Youth ages 16 to 24 have had unemployment rates at 16+ percent for 38 consecutive months and continue to suffer as the economy is slowly rebounding.  Low-income youth of color, and specifically young black men, are confronted with near extreme obstacles to work - just 15 percent of teens and less than half of young black men ages 20 to25 had a job in May.  Economists predict that well into the recovery, wage earnings and career mobility for high school and college graduates alike will be greatly impacted.  What's more, for those youth that find themselves out-of-school and out-of work and lack a secondary school credential, their chances at earning a family sustaining wage are virtually nonexistent without adequate access to pathways that provide work experience, job training, education and skills development.  

It is unknown if H.R. 4297 will be voted on by the full U.S. House of Representatives. As the debate and legislative process for reauthorizing WIA continues, though, we urge Congress to move forward in a bi-partisan approach that will ensure all Americans, including low-income and out-of-school youth, have the best access to job training, skills development, and the education needed to thrive now and in the future.

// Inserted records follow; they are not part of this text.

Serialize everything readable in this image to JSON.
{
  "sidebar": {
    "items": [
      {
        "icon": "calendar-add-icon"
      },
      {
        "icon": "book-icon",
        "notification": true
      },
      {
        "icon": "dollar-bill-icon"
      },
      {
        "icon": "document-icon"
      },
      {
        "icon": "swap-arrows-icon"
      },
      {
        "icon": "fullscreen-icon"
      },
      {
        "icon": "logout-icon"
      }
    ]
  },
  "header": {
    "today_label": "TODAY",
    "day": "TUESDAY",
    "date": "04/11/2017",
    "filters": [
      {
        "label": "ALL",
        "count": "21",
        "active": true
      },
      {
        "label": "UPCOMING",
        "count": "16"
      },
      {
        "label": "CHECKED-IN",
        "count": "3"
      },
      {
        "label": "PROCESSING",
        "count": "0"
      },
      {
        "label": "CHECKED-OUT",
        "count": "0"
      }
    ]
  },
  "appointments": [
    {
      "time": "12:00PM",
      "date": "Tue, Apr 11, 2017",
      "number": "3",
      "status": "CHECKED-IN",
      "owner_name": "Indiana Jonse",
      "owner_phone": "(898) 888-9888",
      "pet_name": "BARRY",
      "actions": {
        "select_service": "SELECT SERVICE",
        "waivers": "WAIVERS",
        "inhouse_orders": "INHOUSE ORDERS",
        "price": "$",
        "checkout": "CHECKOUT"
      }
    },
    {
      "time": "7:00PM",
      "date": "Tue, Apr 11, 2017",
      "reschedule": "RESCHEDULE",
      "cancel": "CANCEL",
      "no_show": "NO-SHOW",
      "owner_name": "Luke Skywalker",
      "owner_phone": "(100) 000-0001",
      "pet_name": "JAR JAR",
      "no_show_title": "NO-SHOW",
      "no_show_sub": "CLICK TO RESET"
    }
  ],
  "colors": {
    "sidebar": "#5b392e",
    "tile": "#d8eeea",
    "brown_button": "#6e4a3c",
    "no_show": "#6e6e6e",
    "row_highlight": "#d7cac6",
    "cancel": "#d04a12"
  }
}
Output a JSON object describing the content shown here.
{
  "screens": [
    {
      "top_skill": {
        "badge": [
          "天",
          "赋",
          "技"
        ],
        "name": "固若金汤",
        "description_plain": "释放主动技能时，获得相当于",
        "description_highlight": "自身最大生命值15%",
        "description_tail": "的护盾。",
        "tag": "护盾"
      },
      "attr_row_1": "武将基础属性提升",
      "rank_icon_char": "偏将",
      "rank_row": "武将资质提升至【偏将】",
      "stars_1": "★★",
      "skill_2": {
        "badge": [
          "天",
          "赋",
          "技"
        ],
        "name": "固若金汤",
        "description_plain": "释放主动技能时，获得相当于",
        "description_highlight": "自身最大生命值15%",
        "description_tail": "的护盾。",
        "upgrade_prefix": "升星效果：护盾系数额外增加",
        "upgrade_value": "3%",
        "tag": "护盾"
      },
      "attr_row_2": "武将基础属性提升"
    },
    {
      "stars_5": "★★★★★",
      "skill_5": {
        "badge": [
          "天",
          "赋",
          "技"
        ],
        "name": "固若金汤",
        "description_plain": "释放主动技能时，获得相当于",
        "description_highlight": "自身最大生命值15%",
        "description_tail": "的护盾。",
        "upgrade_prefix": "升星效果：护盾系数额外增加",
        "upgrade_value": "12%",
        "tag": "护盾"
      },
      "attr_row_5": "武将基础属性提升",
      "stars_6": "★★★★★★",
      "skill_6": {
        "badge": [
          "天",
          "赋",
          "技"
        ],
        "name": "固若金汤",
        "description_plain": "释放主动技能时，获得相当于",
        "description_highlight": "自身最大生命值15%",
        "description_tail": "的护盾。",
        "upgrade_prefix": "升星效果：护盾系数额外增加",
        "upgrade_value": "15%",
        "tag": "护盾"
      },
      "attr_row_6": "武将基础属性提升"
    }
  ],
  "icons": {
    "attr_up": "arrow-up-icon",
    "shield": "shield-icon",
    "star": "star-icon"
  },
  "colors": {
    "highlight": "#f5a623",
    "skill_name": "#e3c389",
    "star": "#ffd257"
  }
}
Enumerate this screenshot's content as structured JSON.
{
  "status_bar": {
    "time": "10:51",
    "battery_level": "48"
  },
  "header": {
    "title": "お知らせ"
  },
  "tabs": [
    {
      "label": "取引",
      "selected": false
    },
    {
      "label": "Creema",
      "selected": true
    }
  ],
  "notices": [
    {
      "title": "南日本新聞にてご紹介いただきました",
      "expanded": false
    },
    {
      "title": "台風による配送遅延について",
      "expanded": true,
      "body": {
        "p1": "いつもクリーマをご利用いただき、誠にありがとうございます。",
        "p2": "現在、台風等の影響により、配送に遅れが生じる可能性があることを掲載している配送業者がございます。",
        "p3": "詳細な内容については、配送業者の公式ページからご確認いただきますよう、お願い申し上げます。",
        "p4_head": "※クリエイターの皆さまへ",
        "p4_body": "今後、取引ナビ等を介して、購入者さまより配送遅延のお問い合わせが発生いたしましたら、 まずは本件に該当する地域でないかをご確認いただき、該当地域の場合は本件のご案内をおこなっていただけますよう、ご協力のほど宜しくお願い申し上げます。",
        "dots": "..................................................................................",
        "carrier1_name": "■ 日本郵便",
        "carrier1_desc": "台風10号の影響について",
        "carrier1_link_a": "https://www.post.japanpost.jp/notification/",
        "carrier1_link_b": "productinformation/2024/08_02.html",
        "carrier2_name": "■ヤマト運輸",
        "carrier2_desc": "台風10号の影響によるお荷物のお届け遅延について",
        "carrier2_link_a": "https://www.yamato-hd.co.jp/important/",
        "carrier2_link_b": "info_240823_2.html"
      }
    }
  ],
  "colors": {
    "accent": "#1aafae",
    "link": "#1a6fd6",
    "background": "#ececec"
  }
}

Moving forward, CLASP will provide a detailed comparative analysis of the House Education and Workforce Committee's Democrat and Republican WIA reauthorization bills as they relate to low-income and low-skilled adults and youth.   

Read  the Fact Sheet>>>

Analyses of H.R. 4297 prior to mark-up and H.R. 4227>>


This article was originally published by CLASP. It is reprinted here with permission.